— FRANCE-EARNS-RENAULT — French car maker Renault managed to shore up its cash position in 2012 even though profits crumbled during the year.
— INDIA-EARNS-TATA MOTORS — India's Tata Motors says fourth-quarter profit dropped 50 percent on weak demand and higher marketing and launch costs for new Range Rover vehicles.
— FRANCE-EARNS-PERNOD RICARD — French wine and spirits group Pernod Ricard says profit in the first half of its fiscal year rose 5 percent thanks to strengthening sales in Asia.
OF MUTUAL INTEREST-TAX-SAVVY INVESTING
BOSTON — The "fiscal cliff" deal in Washington kept the economic recovery on track while preserving tax rates that investors with moderate to low incomes pay on capital gains and dividends. Not so for wealthier investors, who will pay sharply higher rates in many instances. We'll offer advice on managing your investment portfolio in this new tax landscape, with tips from Duncan Richardson of Eaton Vance, a specialist in tax-efficient mutual fund investing. By Personal Finance Writer Mark Jewell.
FIDELITY-RETIREMENT SAVINGS TRENDS
BOSTON — Employee 401(k) accounts are growing fast, thanks to the surging stock market and increased contributions from workers and their employers. Fidelity says the average account balance grew nearly 12 percent last year. By Personal Finance Writer Mark Jewell.
SMART SPENDING-OUTSOURCING SPRING CLEANING
Spring cleaning can make a home feel like new, but let's face it, it's a pain. But it's possible to outsource some of that work without being a millionaire. If you're willing to spend a few bucks to save on the elbow grease, here are some options to consider. By Mae Anderson.
A sampling of Money & Markets modules is below. The full digest for AP's Money & Markets service can be found at markets.ap.org. For questions about Money & Markets content, please contact Trevor Delaney (800-845-8450, ext. 1807). For technical support: Todd Balog (816-654-1096). After 6 p.m., contact the AP Business News desk (800-845-8450, ext. 1680) for content questions; 1-800-3AP-STOX for technical support and 212-621-1905 for graphics help.
The NBC deal: Comcast
Why put it off? Comcast agreed to buy General Electric's 49 percent stake in NBCUniversal for $16.7 billion, several years ahead of schedule. A look at what investors should know about Comcast.
Buffett dips into ketchup

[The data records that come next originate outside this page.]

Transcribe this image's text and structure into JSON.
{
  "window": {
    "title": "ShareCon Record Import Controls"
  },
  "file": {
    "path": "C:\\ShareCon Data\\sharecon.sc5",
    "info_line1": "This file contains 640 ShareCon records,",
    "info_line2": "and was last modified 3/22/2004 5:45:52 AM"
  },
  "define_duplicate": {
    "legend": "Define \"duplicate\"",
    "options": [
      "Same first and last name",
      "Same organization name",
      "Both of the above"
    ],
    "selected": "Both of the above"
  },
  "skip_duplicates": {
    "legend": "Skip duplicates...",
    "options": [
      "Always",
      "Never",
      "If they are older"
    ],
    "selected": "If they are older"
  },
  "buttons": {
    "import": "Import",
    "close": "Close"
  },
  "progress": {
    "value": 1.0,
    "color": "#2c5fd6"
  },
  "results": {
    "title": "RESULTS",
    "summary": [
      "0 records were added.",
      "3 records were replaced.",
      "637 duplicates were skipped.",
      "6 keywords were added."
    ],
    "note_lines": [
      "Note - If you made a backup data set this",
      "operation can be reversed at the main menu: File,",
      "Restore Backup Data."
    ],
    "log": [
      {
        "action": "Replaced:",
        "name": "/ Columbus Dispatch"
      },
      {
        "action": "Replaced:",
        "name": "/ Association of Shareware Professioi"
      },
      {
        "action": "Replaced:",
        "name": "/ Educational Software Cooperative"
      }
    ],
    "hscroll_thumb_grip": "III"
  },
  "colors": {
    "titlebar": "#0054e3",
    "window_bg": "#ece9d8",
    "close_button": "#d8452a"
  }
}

H.J. Heinz says it's the largest deal ever in the food industry. The food company has agreed to be acquired by an investment consortium including billionaire investor Warren Buffett in a deal valued at $28 billion.